**WHAT IS NEEDED:**
It is required that all of the data be written out exactly.

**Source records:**
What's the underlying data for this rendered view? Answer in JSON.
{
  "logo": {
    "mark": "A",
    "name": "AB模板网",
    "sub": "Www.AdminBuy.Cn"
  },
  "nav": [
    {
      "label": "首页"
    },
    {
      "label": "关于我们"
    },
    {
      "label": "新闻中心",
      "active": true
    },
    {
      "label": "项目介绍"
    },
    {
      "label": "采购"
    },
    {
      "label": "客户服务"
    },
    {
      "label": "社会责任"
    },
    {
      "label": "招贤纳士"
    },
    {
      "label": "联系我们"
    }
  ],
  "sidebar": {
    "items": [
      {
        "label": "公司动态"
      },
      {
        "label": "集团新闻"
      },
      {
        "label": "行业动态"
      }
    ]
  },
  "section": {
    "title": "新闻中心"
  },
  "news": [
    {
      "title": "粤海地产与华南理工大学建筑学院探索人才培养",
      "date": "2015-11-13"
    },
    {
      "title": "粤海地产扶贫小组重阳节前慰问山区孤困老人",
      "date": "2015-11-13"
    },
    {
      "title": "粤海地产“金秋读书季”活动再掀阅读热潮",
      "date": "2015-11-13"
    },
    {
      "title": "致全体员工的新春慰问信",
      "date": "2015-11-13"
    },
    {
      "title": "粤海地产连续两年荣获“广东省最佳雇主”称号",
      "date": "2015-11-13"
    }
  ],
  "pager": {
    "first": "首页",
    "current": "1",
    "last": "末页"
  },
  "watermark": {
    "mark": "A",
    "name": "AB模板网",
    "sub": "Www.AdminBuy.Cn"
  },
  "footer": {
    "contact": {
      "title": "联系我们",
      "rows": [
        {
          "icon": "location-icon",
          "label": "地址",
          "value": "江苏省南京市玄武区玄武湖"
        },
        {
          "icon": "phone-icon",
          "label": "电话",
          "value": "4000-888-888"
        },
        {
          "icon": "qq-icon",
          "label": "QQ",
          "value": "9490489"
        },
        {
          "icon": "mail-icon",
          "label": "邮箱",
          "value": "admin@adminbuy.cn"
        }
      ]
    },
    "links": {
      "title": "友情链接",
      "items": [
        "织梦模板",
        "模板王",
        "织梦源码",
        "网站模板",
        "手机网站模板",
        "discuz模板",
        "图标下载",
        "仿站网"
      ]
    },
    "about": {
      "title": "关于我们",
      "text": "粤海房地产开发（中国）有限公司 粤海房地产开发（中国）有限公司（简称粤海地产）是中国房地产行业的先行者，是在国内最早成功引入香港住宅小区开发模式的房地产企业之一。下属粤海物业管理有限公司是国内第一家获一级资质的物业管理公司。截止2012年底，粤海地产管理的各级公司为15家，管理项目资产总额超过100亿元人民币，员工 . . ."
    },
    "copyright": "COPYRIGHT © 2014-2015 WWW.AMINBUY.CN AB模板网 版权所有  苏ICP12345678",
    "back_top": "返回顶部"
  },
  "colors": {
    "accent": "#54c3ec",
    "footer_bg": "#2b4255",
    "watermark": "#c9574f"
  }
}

**PROBLEM SOLUTION:**
What's the underlying data for this rendered view? Answer in JSON.
{
  "logo": {
    "mark": "A",
    "name": "AB模板网",
    "sub": "Www.AdminBuy.Cn"
  },
  "nav": [
    {
      "label": "首页"
    },
    {
      "label": "关于我们"
    },
    {
      "label": "新闻中心",
      "active": true
    },
    {
      "label": "项目介绍"
    },
    {
      "label": "采购"
    },
    {
      "label": "客户服务"
    },
    {
      "label": "社会责任"
    },
    {
      "label": "招贤纳士"
    },
    {
      "label": "联系我们"
    }
  ],
  "sidebar": {
    "items": [
      {
        "label": "公司动态"
      },
      {
        "label": "集团新闻"
      },
      {
        "label": "行业动态"
      }
    ]
  },
  "section": {
    "title": "新闻中心"
  },
  "news": [
    {
      "title": "粤海地产与华南理工大学建筑学院探索人才培养",
      "date": "2015-11-13"
    },
    {
      "title": "粤海地产扶贫小组重阳节前慰问山区孤困老人",
      "date": "2015-11-13"
    },
    {
      "title": "粤海地产“金秋读书季”活动再掀阅读热潮",
      "date": "2015-11-13"
    },
    {
      "title": "致全体员工的新春慰问信",
      "date": "2015-11-13"
    },
    {
      "title": "粤海地产连续两年荣获“广东省最佳雇主”称号",
      "date": "2015-11-13"
    }
  ],
  "pager": {
    "first": "首页",
    "current": "1",
    "last": "末页"
  },
  "watermark": {
    "mark": "A",
    "name": "AB模板网",
    "sub": "Www.AdminBuy.Cn"
  },
  "footer": {
    "contact": {
      "title": "联系我们",
      "rows": [
        {
          "icon": "location-icon",
          "label": "地址",
          "value": "江苏省南京市玄武区玄武湖"
        },
        {
          "icon": "phone-icon",
          "label": "电话",
          "value": "4000-888-888"
        },
        {
          "icon": "qq-icon",
          "label": "QQ",
          "value": "9490489"
        },
        {
          "icon": "mail-icon",
          "label": "邮箱",
          "value": "admin@adminbuy.cn"
        }
      ]
    },
    "links": {
      "title": "友情链接",
      "items": [
        "织梦模板",
        "模板王",
        "织梦源码",
        "网站模板",
        "手机网站模板",
        "discuz模板",
        "图标下载",
        "仿站网"
      ]
    },
    "about": {
      "title": "关于我们",
      "text": "粤海房地产开发（中国）有限公司 粤海房地产开发（中国）有限公司（简称粤海地产）是中国房地产行业的先行者，是在国内最早成功引入香港住宅小区开发模式的房地产企业之一。下属粤海物业管理有限公司是国内第一家获一级资质的物业管理公司。截止2012年底，粤海地产管理的各级公司为15家，管理项目资产总额超过100亿元人民币，员工 . . ."
    },
    "copyright": "COPYRIGHT © 2014-2015 WWW.AMINBUY.CN AB模板网 版权所有  苏ICP12345678",
    "back_top": "返回顶部"
  },
  "colors": {
    "accent": "#54c3ec",
    "footer_bg": "#2b4255",
    "watermark": "#c9574f"
  }
}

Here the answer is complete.